Going beyond the drug

 In an age of rapidly developing technology, all businesses need to validate to the world a reason to exist. Pharmaceutical businesses have to work even harder as their audiences switch channels. The concept of the empowered patient is being widely embraced and the need for the pharmaceutical industry to reassure patients that they can keep up with digital activity and stay relevant is crucial. 

Reliance on standard clinical trials as ammunition for pharmaceutical debate is dissipating, as the dynamics of consumer-industry relationships change. Digital advancement has led us into a new world, now embraced by most markets, but pharmaceutical development has been slow to adapt to the switch of perceived authority and influence.

The practice of combining business and technology has become second nature to most – it is necessary to survive let alone to remain competitive. Coupled with the powerful concept of global communication and open sourcing of information, in the quest for satisfying our healthcare needs, the way the pharma industry operates is losing its relevancy.


With the rise of ‘The Empowered Patient’, medical establishments and pharmaceutical companies are commonly perceived as being primarily motivated by lucrative deals.  To avoid this unfair perception and protect company reputations,  business goals now need to refocus on nurturing real relationships and adopting principles of trust and   transparency.  In addition, they need to reach the same level of confidence and competence with technology as their patients and the global community.

“Empowered patients have high expectations and if not met they will find their own solutions”.

Patients use Internet forums to engage and communicate with people who have similar medical conditions.  This enables them to share knowledge and experiences.  Discovering about available treatments,  coupled with having a greater understanding of their condition inevitably leads to greater expectations from their healthcare providers.  

The essential concept to grasp is that pharmaceutical companies no longer control the creation of information about their products. They need to discover what their real value is instead of relying totally on easily replicated trial outcomes.


PharmaPhorum conducted anonymous interviews, which  revealed healthcare providers also want informative dialogue that allows them to:

  • learn about patients' experiences
  •  engage with professionals and pharmaceutical companies

It  would also expand knowledge about  upcoming drugs in the pipeline, the market and competitors and the level of research within the field.  There was also the suggestion of a pharma-physician correspondence Q&A portal.
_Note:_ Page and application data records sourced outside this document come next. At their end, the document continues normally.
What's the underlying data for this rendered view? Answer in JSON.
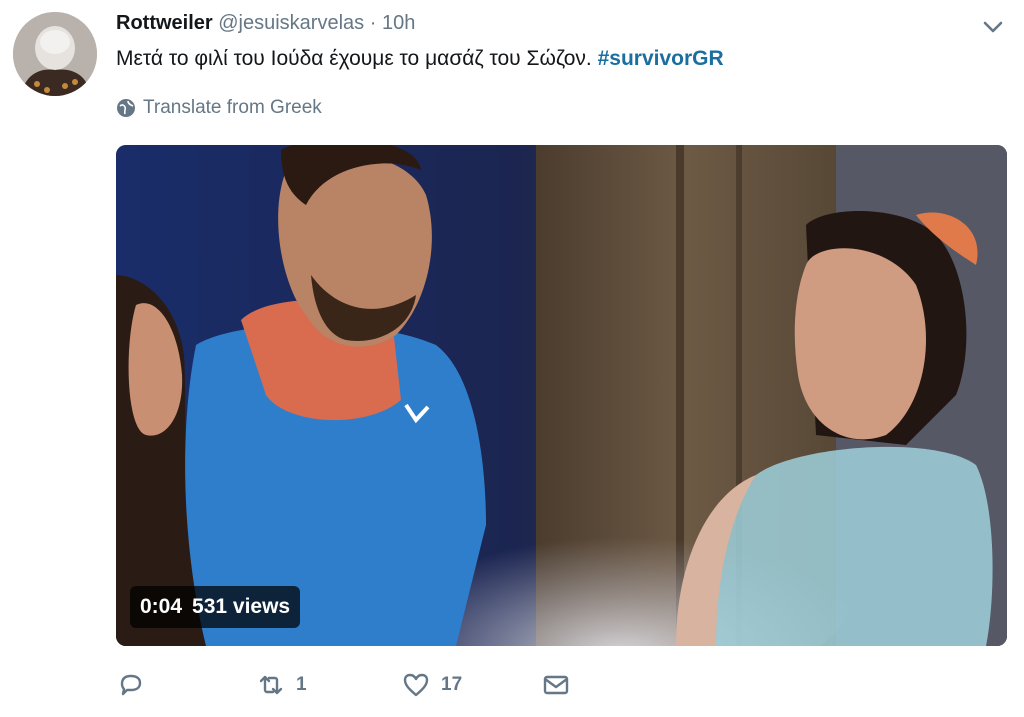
{
  "tweet": {
    "display_name": "Rottweiler",
    "handle": "@jesuiskarvelas",
    "separator": "·",
    "time": "10h",
    "text": "Μετά το φιλί του Ιούδα έχουμε το μασάζ του Σώζον. ",
    "hashtag": "#survivorGR",
    "translate_label": "Translate from Greek"
  },
  "video": {
    "duration": "0:04",
    "views": "531 views"
  },
  "actions": {
    "reply_icon": "reply-icon",
    "retweet_icon": "retweet-icon",
    "retweet_count": "1",
    "like_icon": "heart-icon",
    "like_count": "17",
    "dm_icon": "envelope-icon"
  },
  "colors": {
    "hashtag": "#1b6fa0",
    "muted": "#657786",
    "text": "#14171a"
  }
}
This is not surprising, considering the issue of reimbursement protocols shifting in favour of improved individual patient outcomes and daily quality of life.
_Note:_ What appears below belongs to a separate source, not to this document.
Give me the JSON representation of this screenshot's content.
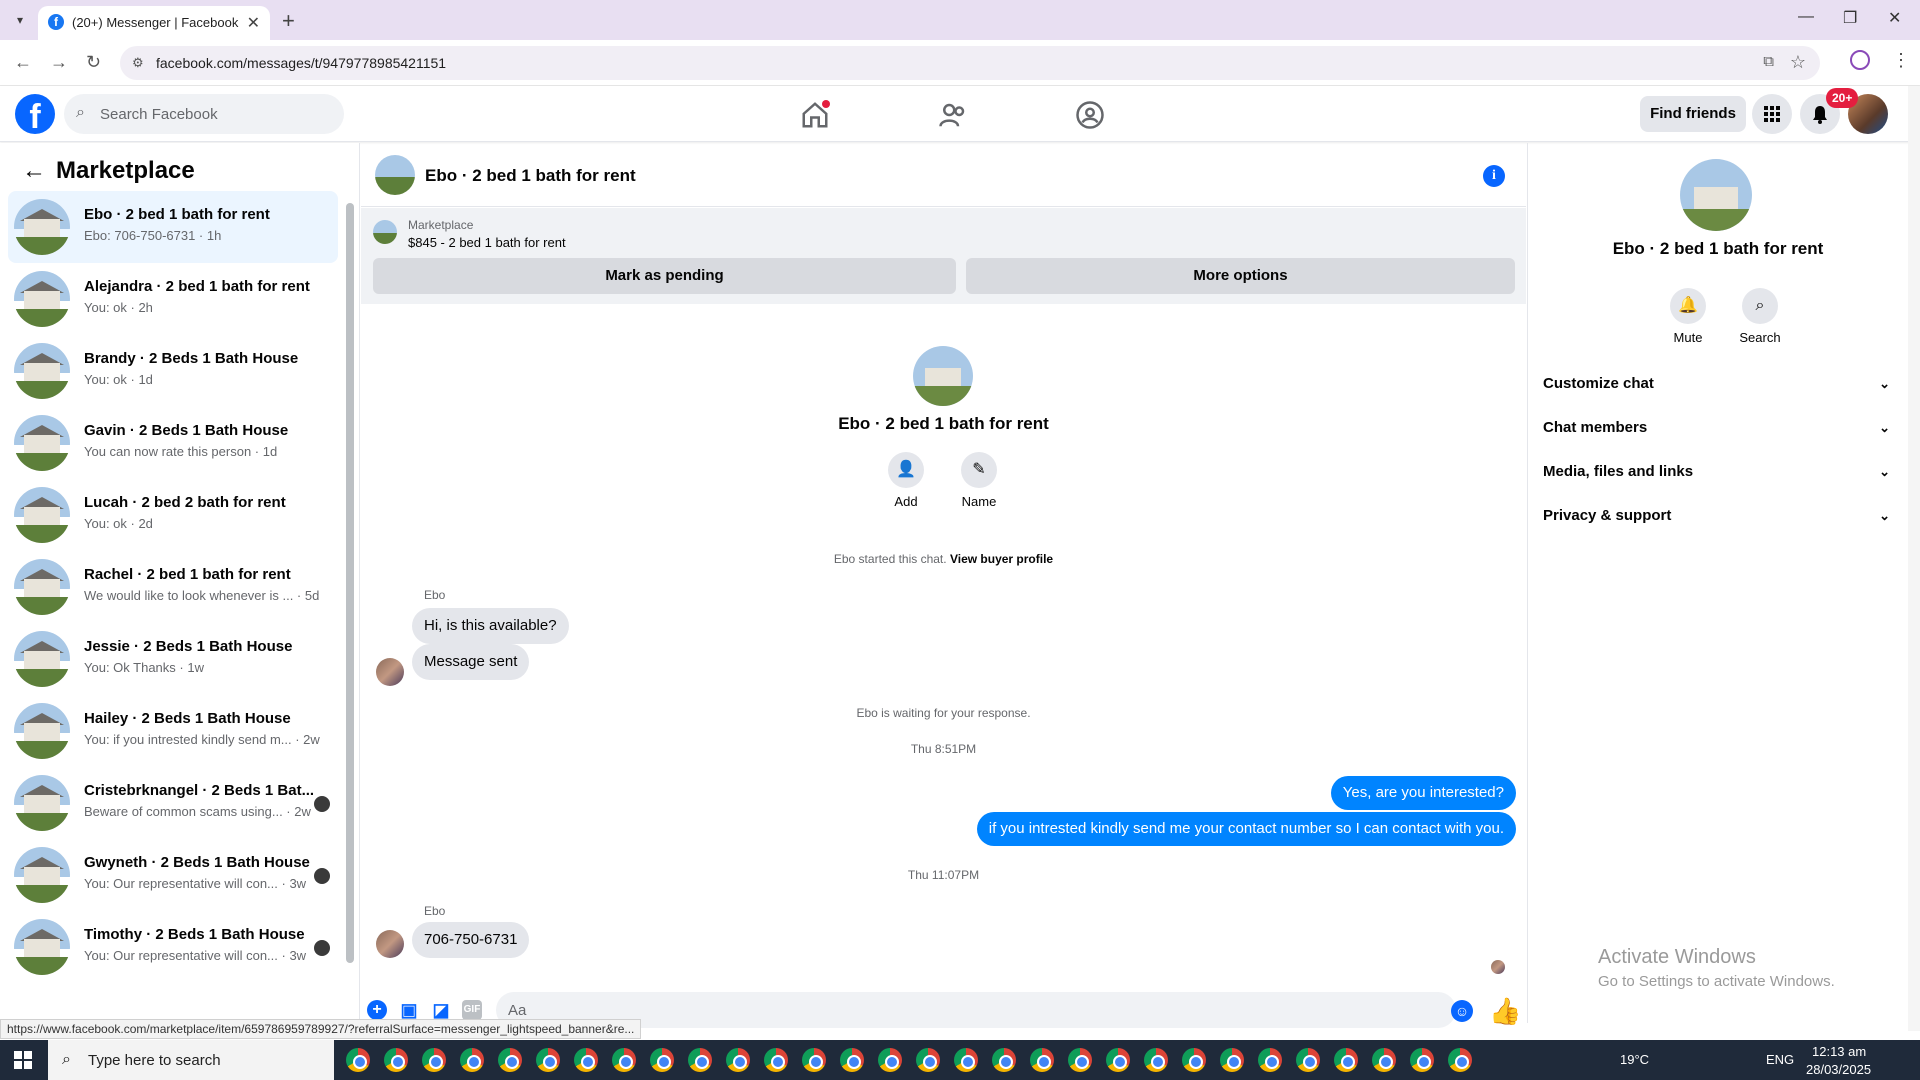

 GlaxoSmithKleine have made the innovative move to cease offering all-expenses-paid international conference breaks, with the aim of marketing their products to HCPs.  As a consequence, there is an urgent need for the industry to transform business processes, with superior education, insights and technological capabilities. An opportunity presents for companies aspiring to stay relevant and meaningful, to take advantage of next-generation technology to thrive in the digital world. Data will always be needed, but clinical trials need to be innovated, and the data they produce invigorated.


Demonstrating  how technology can be of service to pharmaceutical companies can be difficult with the introduction of highly popular competing products, such as health apps and smart watches, that allow people to take their own readings – producing personalised but not completely accurate and considered data – in addition to wide misperception of opinion and support of these platforms by physicians.

Current opinion suggests that doctors’ concerns revolve around the poor quality and accuracy of commercial offerings, producing inaccurate and possibly harmful data, which patients use to self-assess and manage their health. Poorly designed mobile applications are feared to encourage hypochondria and strained doctor-patient relationships. Where physicians are in agreement, is the benefit of monitoring and management of chronic condition, in addition to real-time capabilities, allowing the observation of patient adherence and lifestyle factors during treatment.

73% of doctors admitted to not knowing what they want from digital health solutions.  By far the highest response  of those who saw a benefit in digital health solutions related to  ‘patient monitoring’, where there is limited potential for error.


For corporations electing to invest in building digital marketing and engagement systems, the benefits are highly valuable and adjustable. From streamlining workflows across R&D, office administration, supply chain and commercial processes, to innovative data analysis and deeper engagement possibilities. Collaborations partnering businesses with advanced digital technology can help deliver a sophisticated and resourceful pharmaceutical industry.

Companies should look at the distinctive value which can be created with the use of digital technology, within relevant areas of their operation. Pharmaceutical companies could develop their own branded and quality-approved digital sensors, health applications and related products, to gain real-time clinical trial data and real-world insights on adherence, side-effects and product efficacy, boosting the credibility of product evidence and improving analytical capabilities.

Building meaningful relationships takes time and resources, but it is also necessary to nurture brand preference in a target audience. Organisation is key to effectively strengthening these relationships. Communication management systems can be custom built, in line with the initiatives and goals of individual organisations, fostering a sense of community and membership through influencing brand perception, providing the user experience is well-designed and easily understood. Digital engagement can be functional in recruiting for trials, exchanging information, medical-science liaisons and patient and physician service portals.

Success cannot always be predicted in collaborative projects, but the need for the industry to make their business processes more immediate at least, can be helped by the fact that digital system prototypes can be scaled up as positive results are achieved. Such is the power of digital technology to provide bespoke solutions and dispel doubt surrounding the achievement of outcomes, before moving forward with official integration into the wider working process.